The home automation industry abandoned its original goal of making things simpler loooooong ago. Now, everyone's just racing to design the most ostentatious devices they can—like Savant's Virtual Control, which gives your entire house a per-room touch interface.
The concept of Savant's system is similar to the iffy Domia X10 lighting controller we saw a few years ago: it takes an image of a room, and triggers certain commands when an item, like a light or a TV, is touched onscreen. This difference is, instead of relying on a programmable touch layer placed over a static photograph, Savant's Virtual Control (a temporary name, by the way) actually displays a dynamic digital photo of a room—or really, lots of rooms—which doesn't just control the various parts of your automated home; it reflects their states.
For example, if you switch off a light in your billiards room, (which you have, because you're clearly an extremely rich person), the light pictured on your Virtual Control will go dark too. A simple finger swipe takes you to another room—say, a your private library—so you can spin up your antique gramophone, or whatever.
There's no special tech voodoo here, just a bunch of preloaded image data, which Savant will send a photographer to collect and curate for you.
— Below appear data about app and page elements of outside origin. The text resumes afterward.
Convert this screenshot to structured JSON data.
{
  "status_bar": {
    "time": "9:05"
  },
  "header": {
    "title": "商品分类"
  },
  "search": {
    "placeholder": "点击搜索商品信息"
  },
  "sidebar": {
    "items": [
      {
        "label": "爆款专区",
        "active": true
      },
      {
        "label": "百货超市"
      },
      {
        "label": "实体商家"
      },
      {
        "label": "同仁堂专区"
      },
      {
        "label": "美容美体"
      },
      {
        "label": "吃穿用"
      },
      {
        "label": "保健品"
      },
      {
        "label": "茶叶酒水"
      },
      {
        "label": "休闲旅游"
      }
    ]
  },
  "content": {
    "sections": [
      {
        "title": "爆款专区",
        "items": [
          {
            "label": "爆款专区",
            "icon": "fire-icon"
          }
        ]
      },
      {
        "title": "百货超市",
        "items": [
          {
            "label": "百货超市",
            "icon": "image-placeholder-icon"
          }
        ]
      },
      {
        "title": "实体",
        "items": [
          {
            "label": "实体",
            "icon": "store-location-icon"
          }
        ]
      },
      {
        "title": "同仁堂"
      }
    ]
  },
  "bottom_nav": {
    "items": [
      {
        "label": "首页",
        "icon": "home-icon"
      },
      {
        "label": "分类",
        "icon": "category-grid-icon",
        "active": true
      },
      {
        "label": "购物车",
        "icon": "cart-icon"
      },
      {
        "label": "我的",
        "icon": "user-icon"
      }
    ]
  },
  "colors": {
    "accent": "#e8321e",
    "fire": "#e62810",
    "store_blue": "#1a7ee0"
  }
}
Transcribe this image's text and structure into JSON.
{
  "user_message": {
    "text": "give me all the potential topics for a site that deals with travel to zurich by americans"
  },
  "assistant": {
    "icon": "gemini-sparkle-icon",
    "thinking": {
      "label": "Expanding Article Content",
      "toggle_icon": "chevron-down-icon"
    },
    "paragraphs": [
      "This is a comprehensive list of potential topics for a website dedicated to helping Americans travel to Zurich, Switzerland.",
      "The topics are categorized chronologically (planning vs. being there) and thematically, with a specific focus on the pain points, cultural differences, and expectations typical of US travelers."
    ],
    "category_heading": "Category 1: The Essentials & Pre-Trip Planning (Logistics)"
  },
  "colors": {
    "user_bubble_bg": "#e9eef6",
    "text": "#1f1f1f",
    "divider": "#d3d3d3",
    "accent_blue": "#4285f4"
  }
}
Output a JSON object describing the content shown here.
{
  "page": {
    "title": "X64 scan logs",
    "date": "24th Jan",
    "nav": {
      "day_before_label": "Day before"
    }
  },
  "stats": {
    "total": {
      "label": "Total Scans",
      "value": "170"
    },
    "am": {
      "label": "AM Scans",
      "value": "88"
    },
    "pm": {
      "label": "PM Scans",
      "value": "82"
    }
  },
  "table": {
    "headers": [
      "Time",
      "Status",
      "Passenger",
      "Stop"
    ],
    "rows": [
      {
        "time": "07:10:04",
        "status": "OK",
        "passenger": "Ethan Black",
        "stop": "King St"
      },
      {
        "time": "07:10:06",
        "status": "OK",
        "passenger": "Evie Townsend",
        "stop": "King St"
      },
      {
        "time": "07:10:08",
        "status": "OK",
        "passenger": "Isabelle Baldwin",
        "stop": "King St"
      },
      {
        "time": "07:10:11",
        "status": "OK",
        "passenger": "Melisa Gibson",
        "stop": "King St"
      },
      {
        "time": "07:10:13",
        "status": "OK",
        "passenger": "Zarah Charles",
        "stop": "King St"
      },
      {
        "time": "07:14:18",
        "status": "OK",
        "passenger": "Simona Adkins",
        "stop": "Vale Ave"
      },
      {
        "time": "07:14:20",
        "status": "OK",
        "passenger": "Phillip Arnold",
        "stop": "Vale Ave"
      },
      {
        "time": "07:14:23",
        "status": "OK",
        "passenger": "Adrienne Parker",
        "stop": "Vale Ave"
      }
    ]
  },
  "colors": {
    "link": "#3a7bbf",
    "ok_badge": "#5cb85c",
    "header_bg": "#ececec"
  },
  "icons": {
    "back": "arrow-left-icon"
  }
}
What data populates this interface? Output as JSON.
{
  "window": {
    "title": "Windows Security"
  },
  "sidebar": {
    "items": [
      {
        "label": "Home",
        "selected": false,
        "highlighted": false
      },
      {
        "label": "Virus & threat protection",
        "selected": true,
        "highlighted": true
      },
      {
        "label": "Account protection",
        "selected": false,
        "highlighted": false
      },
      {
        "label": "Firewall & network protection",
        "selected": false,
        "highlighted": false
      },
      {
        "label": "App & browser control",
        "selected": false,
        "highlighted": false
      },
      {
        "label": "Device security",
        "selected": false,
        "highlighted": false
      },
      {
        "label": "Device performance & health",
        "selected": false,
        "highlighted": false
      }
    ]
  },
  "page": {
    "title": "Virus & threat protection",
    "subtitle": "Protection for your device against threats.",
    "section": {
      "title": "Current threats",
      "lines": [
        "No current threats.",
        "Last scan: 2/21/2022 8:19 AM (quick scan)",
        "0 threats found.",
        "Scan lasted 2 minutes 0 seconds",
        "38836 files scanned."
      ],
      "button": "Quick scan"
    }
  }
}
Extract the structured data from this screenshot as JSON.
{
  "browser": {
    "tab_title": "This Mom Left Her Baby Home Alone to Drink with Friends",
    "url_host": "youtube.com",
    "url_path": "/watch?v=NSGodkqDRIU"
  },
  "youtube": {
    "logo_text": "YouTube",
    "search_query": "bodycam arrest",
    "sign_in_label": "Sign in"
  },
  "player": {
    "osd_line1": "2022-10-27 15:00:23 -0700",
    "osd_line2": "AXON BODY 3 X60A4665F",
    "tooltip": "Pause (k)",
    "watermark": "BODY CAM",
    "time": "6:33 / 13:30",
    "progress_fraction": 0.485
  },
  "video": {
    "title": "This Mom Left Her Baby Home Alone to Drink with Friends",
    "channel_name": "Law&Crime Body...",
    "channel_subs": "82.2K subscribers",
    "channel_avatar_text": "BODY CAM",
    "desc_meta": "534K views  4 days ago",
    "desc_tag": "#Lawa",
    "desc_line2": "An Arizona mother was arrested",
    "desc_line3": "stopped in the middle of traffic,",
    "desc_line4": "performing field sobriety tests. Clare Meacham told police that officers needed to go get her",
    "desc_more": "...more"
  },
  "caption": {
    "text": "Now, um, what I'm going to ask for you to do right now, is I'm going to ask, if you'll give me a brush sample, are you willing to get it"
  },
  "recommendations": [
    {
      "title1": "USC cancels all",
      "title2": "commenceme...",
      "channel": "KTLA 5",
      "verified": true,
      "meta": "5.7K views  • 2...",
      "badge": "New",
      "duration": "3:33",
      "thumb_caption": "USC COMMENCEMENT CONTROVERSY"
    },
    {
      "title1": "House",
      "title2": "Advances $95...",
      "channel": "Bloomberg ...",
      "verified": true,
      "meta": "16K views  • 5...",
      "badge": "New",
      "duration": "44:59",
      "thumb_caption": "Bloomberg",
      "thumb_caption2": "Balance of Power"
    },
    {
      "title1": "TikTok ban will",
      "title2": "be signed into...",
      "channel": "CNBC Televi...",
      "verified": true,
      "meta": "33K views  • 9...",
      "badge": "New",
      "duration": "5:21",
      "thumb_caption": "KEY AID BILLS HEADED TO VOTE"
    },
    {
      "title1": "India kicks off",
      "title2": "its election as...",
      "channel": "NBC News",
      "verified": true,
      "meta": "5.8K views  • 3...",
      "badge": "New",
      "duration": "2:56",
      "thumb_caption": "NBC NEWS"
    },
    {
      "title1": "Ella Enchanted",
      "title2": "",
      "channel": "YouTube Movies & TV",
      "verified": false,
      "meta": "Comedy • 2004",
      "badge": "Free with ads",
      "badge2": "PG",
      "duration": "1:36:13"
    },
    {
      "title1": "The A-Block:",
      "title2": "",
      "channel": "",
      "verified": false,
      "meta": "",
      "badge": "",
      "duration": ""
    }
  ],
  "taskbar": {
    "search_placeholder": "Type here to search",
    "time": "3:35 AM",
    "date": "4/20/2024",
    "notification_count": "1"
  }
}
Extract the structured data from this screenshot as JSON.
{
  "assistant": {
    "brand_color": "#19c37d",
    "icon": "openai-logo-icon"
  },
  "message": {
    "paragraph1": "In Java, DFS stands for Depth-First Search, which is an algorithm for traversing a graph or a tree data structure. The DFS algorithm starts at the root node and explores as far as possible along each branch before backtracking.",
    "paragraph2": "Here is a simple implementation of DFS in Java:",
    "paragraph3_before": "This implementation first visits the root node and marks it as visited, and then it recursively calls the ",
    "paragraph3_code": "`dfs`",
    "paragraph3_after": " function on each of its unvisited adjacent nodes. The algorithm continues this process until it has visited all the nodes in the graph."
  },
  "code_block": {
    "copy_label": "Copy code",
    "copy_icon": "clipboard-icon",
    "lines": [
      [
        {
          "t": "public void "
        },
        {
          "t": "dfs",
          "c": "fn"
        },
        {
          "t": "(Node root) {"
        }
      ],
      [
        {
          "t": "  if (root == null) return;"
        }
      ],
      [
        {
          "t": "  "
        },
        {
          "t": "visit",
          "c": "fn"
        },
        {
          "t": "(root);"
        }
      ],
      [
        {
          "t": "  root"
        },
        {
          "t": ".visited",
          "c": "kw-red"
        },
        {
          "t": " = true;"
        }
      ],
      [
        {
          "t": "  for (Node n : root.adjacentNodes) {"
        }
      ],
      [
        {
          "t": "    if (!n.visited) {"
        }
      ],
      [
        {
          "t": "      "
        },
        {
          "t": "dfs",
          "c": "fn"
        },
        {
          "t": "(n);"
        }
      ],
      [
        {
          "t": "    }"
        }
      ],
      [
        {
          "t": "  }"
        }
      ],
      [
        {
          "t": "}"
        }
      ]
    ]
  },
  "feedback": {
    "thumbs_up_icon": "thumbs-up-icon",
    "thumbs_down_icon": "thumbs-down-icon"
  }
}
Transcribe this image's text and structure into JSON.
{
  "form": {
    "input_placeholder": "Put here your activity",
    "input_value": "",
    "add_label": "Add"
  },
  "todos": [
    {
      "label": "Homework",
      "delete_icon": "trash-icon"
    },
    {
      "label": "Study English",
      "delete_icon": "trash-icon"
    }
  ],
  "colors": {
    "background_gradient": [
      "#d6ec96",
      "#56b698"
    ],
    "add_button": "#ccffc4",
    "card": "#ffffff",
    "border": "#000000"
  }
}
And weirdly, although the system seems to be intended to manage your whole house, its 9-inch base station is tethered to one place by power and ethernet cables. So there's that. [CEPro]